This week is wrapping up, and that means I've got almost the first full week of my PhD under my belt. I'm slowly working my way through the readings for next week, but even though the page count is daunting, I'm diving into everything I read with excitement; it's a good affirmation that I'm on the right path, that I can read pages upon pages of curriculum theory and find it fascinating, while at the same time digging into each piece and working to orient myself in the broad (and sometimes conflicting) theoretical framework of this profession.

It should come as no surprise to anyone who knows me (and even to strangers, after that brief introduction above), that I take a humanistic, self-actualizing approach to teaching and learning. At the base level, this means my search for understanding is motivated by a desire to know myself better, and I've been approaching the readings (and classes, and meetings) this week with a goal of understanding where I "fit", what my place is here.

That question of place and space was actually the topic of on of my readings; Cynthia Chambers's article "A Topography for Canadian Curriculum", published in 1999. The title of this post comes from her eye-opening piece, and although I've been thinking about how to orient myself in this new life I am creating for some time, Chambers's article pushed my thoughts onto the page (or, rather, blog), and I decided to take a break from reading to ruminate a bit.

Moving to another country has been an adventure, and at the same time, a distinctly humbling experience.
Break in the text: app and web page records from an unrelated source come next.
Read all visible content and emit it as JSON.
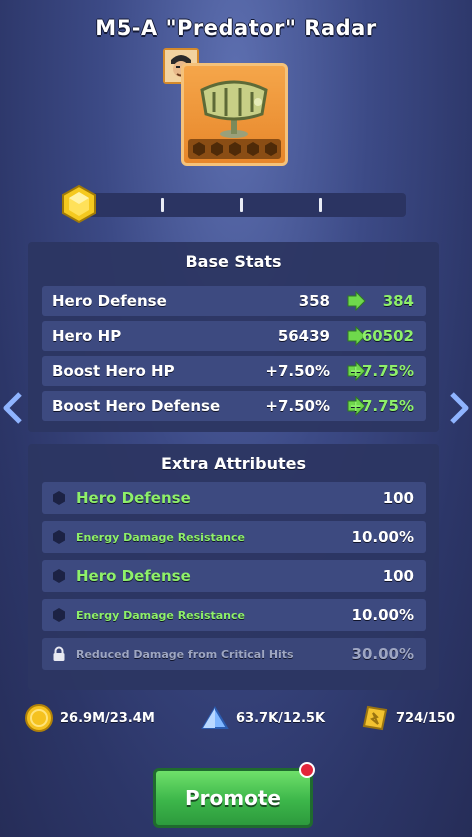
{
  "item": {
    "title": "M5-A \"Predator\" Radar",
    "accent_color": "#f5a64a"
  },
  "base_stats": {
    "heading": "Base Stats",
    "rows": [
      {
        "name": "Hero Defense",
        "current": "358",
        "next": "384"
      },
      {
        "name": "Hero HP",
        "current": "56439",
        "next": "60502"
      },
      {
        "name": "Boost Hero HP",
        "current": "+7.50%",
        "next": "+7.75%"
      },
      {
        "name": "Boost Hero Defense",
        "current": "+7.50%",
        "next": "+7.75%"
      }
    ]
  },
  "extra_attributes": {
    "heading": "Extra Attributes",
    "rows": [
      {
        "name": "Hero Defense",
        "value": "100",
        "locked": false
      },
      {
        "name": "Energy Damage Resistance",
        "value": "10.00%",
        "locked": false
      },
      {
        "name": "Hero Defense",
        "value": "100",
        "locked": false
      },
      {
        "name": "Energy Damage Resistance",
        "value": "10.00%",
        "locked": false
      },
      {
        "name": "Reduced Damage from Critical Hits",
        "value": "30.00%",
        "locked": true
      }
    ]
  },
  "resources": {
    "coins": "26.9M/23.4M",
    "crystals": "63.7K/12.5K",
    "scrolls": "724/150"
  },
  "actions": {
    "promote_label": "Promote"
  },
  "colors": {
    "upgrade_green": "#8ef06a",
    "button_green": "#3cb64a",
    "notification_red": "#e3263a"
  }
}
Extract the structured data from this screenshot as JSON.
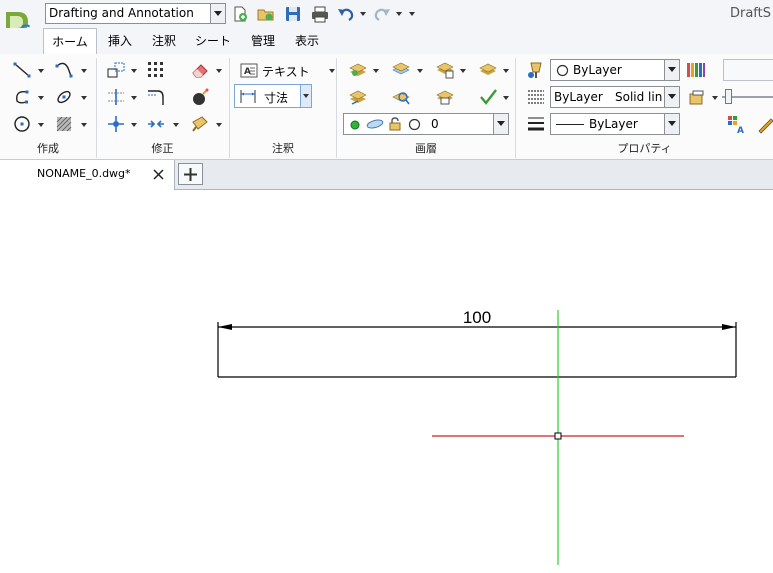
{
  "titlebar": {
    "workspace_value": "Drafting and Annotation",
    "app_title": "DraftS"
  },
  "tabs": [
    {
      "label": "ホーム"
    },
    {
      "label": "挿入"
    },
    {
      "label": "注釈"
    },
    {
      "label": "シート"
    },
    {
      "label": "管理"
    },
    {
      "label": "表示"
    }
  ],
  "ribbon": {
    "panels": {
      "create": "作成",
      "modify": "修正",
      "annotation": "注釈",
      "layers": "画層",
      "properties": "プロパティ"
    },
    "text_button": "テキスト",
    "dimension_button": "寸法",
    "layer_value": "0",
    "color_value": "ByLayer",
    "linetype_value": "ByLayer",
    "linetype_name": "Solid line",
    "lineweight_value": "ByLayer"
  },
  "document_tab": {
    "name": "NONAME_0.dwg*"
  },
  "drawing": {
    "dimension_text": "100",
    "colors": {
      "y_axis": "#33cc33",
      "x_axis": "#cc2222",
      "lines": "#000000"
    }
  }
}
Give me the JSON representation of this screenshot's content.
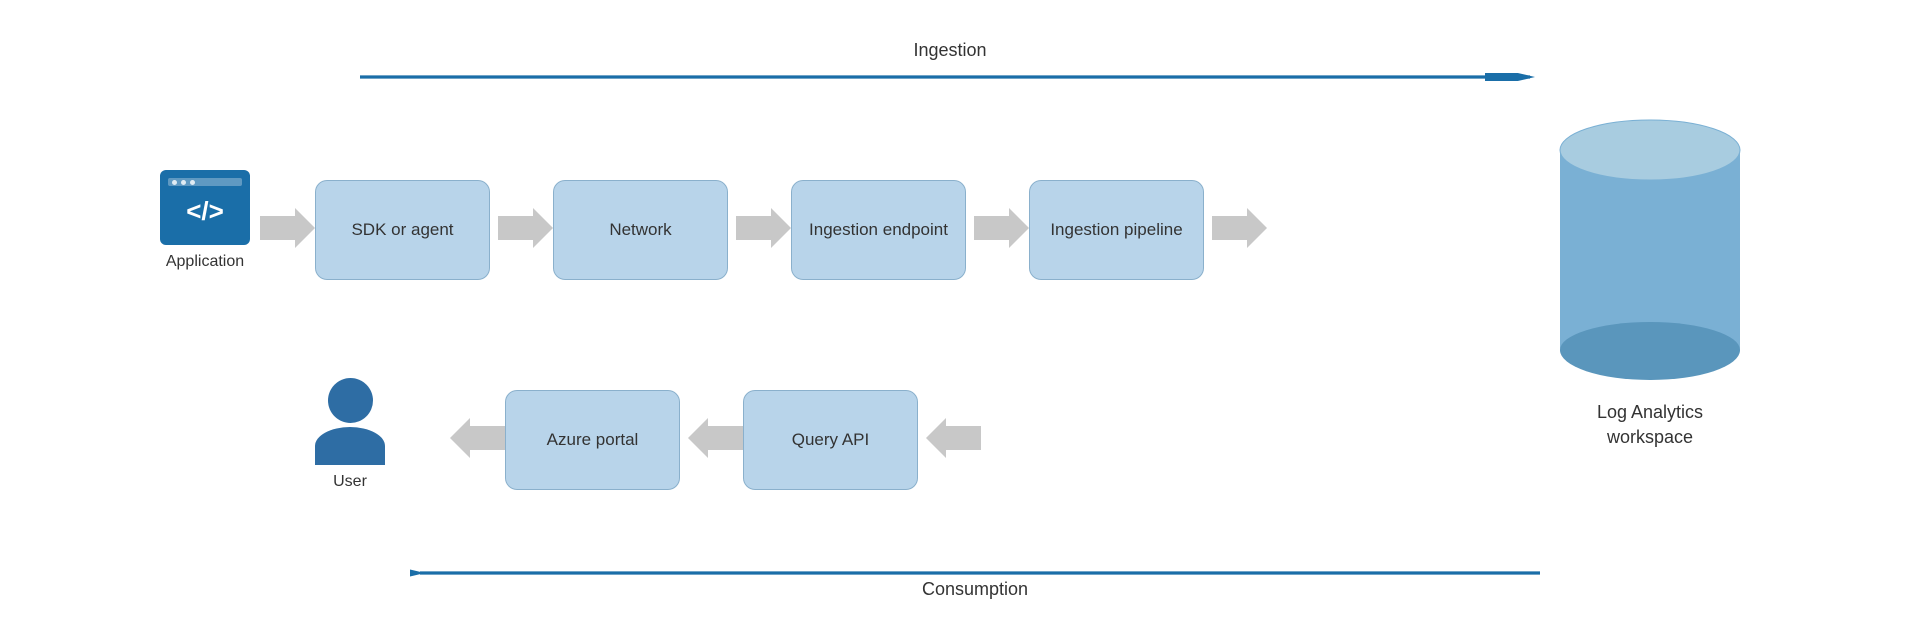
{
  "diagram": {
    "ingestion_label": "Ingestion",
    "consumption_label": "Consumption",
    "application_label": "Application",
    "user_label": "User",
    "db_label": "Log Analytics\nworkspace",
    "boxes": {
      "sdk_agent": "SDK or agent",
      "network": "Network",
      "ingestion_endpoint": "Ingestion\nendpoint",
      "ingestion_pipeline": "Ingestion\npipeline",
      "azure_portal": "Azure\nportal",
      "query_api": "Query API"
    },
    "colors": {
      "box_fill": "#b8d4ea",
      "box_border": "#8ab0cc",
      "arrow_blue": "#1a6ea8",
      "arrow_gray": "#b0b0b0",
      "app_blue": "#1a6ea8",
      "user_blue": "#2e6da4",
      "db_fill": "#7ab0d4",
      "db_top": "#a8cce0"
    }
  }
}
I recognize that I have a great deal of privilege in the common language, support from my university, and vague familiarity with this province, at least, prior to crossing the border (not to mention the depth of support from spouse and family that continues to astonish me). Even so, I am more "othered" than I realized I would be here, and while the experience can be disconcerting, I've also realized that this being "other", this coming from elsewhere, presents me with a unique opportunity to decide exactly what shape I will take in this place.

I've been very conscious about creating this new reality; because the city is very pedestrian and bicycle friendly, I've taken to biking whenever I go to campus, and the first few times, I caught myself silently reciting "this is who I am here", a spontaneous mantra that I'm sure I will turn to again and again while I explore this degree and this place.
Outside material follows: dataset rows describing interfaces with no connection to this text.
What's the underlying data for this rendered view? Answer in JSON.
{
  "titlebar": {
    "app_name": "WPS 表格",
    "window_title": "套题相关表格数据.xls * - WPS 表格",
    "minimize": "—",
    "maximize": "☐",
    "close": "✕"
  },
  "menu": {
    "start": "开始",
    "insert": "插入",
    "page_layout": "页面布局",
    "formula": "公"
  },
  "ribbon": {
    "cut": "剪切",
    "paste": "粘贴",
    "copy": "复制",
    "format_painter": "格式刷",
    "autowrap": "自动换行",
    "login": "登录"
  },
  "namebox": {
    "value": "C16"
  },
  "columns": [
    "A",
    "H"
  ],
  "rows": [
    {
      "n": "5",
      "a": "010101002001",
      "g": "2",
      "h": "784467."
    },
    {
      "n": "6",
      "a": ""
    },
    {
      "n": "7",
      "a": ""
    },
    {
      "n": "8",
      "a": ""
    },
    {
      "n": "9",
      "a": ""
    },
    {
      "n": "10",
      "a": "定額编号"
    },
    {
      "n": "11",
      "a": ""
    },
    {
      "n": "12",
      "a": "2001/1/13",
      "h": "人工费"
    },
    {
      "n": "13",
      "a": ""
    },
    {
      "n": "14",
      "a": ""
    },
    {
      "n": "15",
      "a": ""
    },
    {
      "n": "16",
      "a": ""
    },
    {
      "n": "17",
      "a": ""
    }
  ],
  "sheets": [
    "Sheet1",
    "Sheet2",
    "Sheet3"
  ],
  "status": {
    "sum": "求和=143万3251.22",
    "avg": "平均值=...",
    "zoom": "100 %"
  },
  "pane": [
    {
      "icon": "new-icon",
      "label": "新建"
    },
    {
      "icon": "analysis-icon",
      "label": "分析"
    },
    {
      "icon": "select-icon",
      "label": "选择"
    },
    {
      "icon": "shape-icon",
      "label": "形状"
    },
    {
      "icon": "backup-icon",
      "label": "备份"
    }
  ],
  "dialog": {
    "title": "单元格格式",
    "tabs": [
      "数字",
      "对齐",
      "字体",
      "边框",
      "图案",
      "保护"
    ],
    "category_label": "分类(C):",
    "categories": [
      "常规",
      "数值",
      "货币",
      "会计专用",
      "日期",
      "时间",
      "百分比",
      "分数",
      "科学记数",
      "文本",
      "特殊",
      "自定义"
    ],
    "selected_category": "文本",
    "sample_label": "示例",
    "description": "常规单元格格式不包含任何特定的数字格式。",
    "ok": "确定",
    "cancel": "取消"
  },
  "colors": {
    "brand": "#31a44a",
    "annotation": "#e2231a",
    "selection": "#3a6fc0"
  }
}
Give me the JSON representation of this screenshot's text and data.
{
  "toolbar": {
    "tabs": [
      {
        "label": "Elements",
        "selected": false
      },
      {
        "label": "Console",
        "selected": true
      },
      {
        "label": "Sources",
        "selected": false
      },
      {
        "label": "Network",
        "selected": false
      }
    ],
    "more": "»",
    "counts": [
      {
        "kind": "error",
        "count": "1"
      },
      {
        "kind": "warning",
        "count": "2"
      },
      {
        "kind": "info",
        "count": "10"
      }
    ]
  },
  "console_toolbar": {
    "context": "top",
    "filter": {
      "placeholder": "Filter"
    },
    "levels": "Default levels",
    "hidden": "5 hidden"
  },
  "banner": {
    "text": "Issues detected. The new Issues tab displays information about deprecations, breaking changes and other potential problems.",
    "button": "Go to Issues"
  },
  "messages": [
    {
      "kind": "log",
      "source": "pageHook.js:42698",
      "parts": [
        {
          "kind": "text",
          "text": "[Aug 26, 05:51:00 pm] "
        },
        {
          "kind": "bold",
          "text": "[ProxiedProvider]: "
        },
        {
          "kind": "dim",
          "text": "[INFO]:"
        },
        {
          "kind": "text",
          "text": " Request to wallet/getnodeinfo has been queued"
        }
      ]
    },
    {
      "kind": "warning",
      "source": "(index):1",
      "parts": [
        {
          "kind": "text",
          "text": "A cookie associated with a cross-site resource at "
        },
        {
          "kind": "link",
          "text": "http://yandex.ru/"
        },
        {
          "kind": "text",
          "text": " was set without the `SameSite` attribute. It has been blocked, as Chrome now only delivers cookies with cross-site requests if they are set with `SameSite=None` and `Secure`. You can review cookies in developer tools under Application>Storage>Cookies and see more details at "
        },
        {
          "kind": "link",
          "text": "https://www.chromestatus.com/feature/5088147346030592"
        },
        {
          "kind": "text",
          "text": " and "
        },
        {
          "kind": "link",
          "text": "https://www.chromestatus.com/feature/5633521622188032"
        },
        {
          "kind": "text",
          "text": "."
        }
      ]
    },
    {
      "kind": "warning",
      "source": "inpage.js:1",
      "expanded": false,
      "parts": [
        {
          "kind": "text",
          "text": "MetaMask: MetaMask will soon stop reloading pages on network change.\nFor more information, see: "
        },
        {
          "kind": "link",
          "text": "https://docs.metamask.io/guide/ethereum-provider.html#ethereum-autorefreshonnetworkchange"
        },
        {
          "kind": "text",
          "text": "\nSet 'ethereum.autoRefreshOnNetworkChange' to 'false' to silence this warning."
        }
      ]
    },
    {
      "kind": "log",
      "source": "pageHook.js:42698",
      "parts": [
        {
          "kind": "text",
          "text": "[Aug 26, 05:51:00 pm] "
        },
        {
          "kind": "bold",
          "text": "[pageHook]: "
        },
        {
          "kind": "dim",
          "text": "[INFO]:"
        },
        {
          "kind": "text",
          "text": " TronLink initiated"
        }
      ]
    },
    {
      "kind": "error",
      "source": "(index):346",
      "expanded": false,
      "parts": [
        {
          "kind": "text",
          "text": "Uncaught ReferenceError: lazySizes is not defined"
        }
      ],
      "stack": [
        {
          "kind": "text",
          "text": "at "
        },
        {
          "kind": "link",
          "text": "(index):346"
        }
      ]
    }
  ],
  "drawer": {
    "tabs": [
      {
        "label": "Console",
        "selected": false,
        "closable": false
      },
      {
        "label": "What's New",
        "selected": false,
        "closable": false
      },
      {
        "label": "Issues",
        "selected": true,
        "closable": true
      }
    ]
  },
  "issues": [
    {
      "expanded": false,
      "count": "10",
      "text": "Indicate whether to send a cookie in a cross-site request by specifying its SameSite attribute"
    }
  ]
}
(As an aside, I'm typing fast and initially misspelled "humanistic", and when I clicked to fix it, the second choice word was "shamanistic", which seems appropriate, given my desire to create what I can control.)

I suppose that's enough musing for now; I've still got three articles and a chapter to read before week two begins, and I'd like to feel like I've had a weekend, too. That's another part of who I am here: I am thrilled and enthralled by my studies, but I am also fiercely opposed to the idea that everything outside of my pursuit of knowledge must wither and fester for the next four years. With that said, I'm off to finish working for the day and then get outside to explore the sunshine and unique environment of this beautiful place.
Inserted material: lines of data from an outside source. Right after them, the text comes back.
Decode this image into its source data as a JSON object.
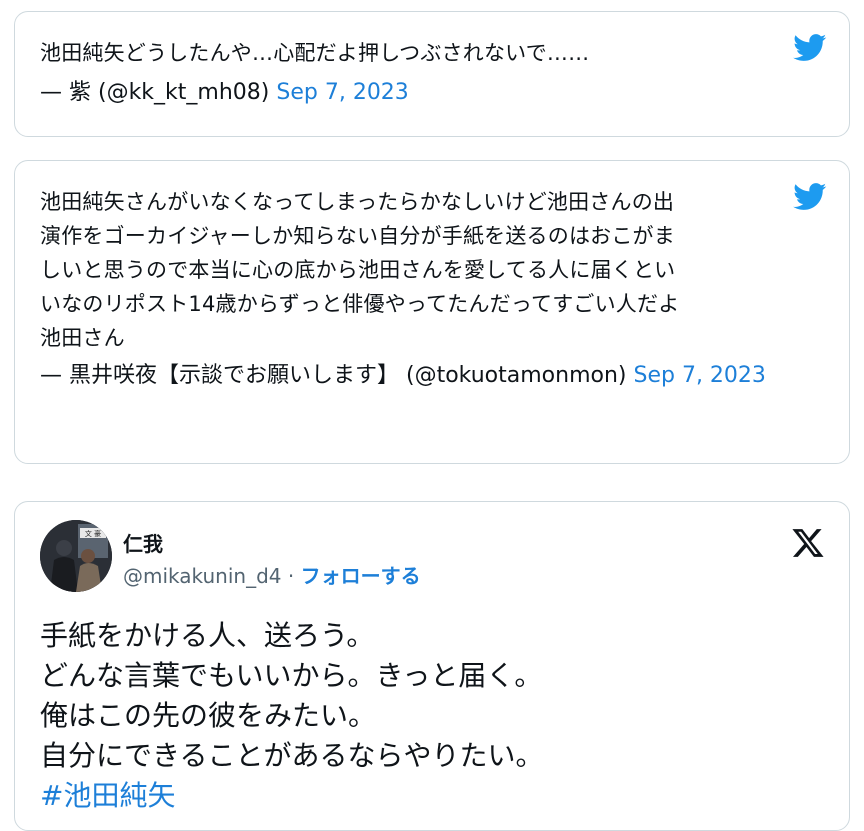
{
  "tweets": [
    {
      "text": "池田純矢どうしたんや…心配だよ押しつぶされないで……",
      "attribution": "— 紫 (@kk_kt_mh08)",
      "date": "Sep 7, 2023"
    },
    {
      "text": "池田純矢さんがいなくなってしまったらかなしいけど池田さんの出\n演作をゴーカイジャーしか知らない自分が手紙を送るのはおこがま\nしいと思うので本当に心の底から池田さんを愛してる人に届くとい\nいなのリポスト14歳からずっと俳優やってたんだってすごい人だよ\n池田さん",
      "attribution": "— 黒井咲夜【示談でお願いします】 (@tokuotamonmon)",
      "date": "Sep 7, 2023"
    }
  ],
  "embed": {
    "author_name": "仁我",
    "handle": "@mikakunin_d4",
    "separator": " · ",
    "follow_label": "フォローする",
    "lines": [
      "手紙をかける人、送ろう。",
      "どんな言葉でもいいから。きっと届く。",
      "俺はこの先の彼をみたい。",
      "自分にできることがあるならやりたい。"
    ],
    "hashtag": "#池田純矢",
    "avatar_text": "文 豪"
  },
  "icons": {
    "tweet_logo": "twitter-bird-icon",
    "embed_logo": "x-logo-icon"
  },
  "colors": {
    "link": "#1d7fd8",
    "bird": "#1d9bf0",
    "border": "#cfd9de",
    "muted": "#536471"
  }
}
Chambers, C. (1999). A topography for curriculum theory. Canadian Journal of Education, 24(2), 137-150.


Popular posts from this blog

Developing a Researcher Identity, Part I

Why does "Hercules" miss the mark?

Keywords: Canon, Critical Pedagogy, Seminar